A Pittsburgh area cardiologist was found guilty of two counts of healthcare fraud, involving more than $13 million in falsified insurance billing. Dr. Samirkumar Shah submitted the fraudulent claims to Medicare, Medicaid and several private insurance companies and received payments in excess of $3.5 million.
During an eight day trial, evidence was submitted to show that Dr. Shah, 56, offered External Counter Pulsation (ECP) treatments to patients in Pennsylvania, Ohio, New York and Florida for a variety of ailments, including obesity, migraines and erectile dysfunction. He advertised the ECP treatments as “the Fountain of Youth” and claimed they made patients “younger and smarter,” according to the Department of Justice.

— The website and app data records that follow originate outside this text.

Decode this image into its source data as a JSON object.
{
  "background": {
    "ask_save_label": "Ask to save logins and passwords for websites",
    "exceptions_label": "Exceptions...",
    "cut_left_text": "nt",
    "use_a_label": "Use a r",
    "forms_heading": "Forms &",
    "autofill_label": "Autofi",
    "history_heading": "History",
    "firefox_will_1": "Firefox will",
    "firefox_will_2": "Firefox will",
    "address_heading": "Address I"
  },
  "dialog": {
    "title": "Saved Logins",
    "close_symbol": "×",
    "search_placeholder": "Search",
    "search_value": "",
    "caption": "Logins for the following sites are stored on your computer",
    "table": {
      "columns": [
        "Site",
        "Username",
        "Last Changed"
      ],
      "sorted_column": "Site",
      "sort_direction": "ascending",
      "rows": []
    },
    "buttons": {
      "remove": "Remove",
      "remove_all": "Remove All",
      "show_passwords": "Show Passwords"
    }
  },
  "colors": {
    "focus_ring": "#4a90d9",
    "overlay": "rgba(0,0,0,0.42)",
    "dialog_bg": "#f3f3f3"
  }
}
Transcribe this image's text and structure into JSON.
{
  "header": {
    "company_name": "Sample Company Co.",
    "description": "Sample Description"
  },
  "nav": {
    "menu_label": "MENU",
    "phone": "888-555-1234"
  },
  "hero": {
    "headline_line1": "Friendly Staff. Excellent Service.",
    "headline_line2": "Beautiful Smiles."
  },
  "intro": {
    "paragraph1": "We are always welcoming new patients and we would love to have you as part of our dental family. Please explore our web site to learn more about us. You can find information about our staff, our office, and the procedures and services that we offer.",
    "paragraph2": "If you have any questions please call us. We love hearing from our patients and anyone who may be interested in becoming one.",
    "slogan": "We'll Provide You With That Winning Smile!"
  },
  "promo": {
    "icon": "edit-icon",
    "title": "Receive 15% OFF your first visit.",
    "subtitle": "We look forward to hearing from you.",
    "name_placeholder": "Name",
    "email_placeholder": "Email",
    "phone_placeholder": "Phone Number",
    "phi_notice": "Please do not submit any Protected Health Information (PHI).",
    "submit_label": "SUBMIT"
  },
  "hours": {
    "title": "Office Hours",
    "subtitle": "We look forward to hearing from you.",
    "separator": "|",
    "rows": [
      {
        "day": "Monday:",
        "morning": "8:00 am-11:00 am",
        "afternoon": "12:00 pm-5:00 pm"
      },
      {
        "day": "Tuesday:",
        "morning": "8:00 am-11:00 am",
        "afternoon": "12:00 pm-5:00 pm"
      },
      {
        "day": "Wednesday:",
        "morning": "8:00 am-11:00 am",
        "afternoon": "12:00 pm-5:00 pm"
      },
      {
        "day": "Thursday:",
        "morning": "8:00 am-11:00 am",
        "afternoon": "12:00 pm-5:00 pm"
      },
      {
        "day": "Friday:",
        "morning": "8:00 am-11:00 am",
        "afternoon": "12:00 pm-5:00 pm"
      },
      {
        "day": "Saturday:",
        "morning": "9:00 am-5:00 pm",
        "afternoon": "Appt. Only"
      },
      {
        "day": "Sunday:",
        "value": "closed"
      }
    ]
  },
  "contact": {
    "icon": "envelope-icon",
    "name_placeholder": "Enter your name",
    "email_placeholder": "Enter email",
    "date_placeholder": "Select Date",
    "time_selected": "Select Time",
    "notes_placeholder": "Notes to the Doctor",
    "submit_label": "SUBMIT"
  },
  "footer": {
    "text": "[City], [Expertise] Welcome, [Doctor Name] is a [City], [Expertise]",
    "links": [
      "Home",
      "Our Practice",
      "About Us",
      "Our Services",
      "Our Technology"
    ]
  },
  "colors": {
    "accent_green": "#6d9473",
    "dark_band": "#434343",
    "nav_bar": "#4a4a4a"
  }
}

ECP involves the use of a specialized bed equipped with pressure cuffs, which exert pressure upon patients’ lower extremities as a means to increase blood flow to the heart. Insurers only reimburse for ECP treatments for patients who suffer from disabling angina—or chest pain caused by decreased blood flow to the heart—and only when a physician supervised the treatment.
FBI Pittsburgh Special Agent in Charge Robert Jones called healthcare fraud a serious problem that impacts every American. “It takes critical resources from our health care system and increases health care costs for everyone. Dr. Shah’s disregard for safe patient care goes against the medical ethics he was to uphold,” Jones said.
According to the DOJ, evidence showed that Shah instructed his employees to indicate that every patient had disabling angina on billing sheets that were used to support false insurance claims. In some cases, Shah never even met patients and never reviewed ultrasound imagery before approving new patients to begin ECP. In addition to billing for ECP treatments that were not medically necessary and were not provided under direct physician supervision, Shah also double-billed insurers.
Contrary to health insurance requirements, ECP treatments routinely occurred while neither Shah nor any other medical doctor was present at his various locations. On one occasion, a patient experienced an adverse event during his ECP treatment and had to be transported via ambulance to the hospital.
U.S. Attorney Scott Brady said, “Health care fraud threatens the safety and integrity of our entire health care system. Doctors and medical professionals like Dr. Shah who issue false diagnoses, order unnecessary testing and fraudulently bill Medicare and Medicaid in effect steal from the most vulnerable in our community.”
Shah faces a maximum sentence of 10 years in prison, a fine of $250,000, or both. Click here to read more from the Department of Justice.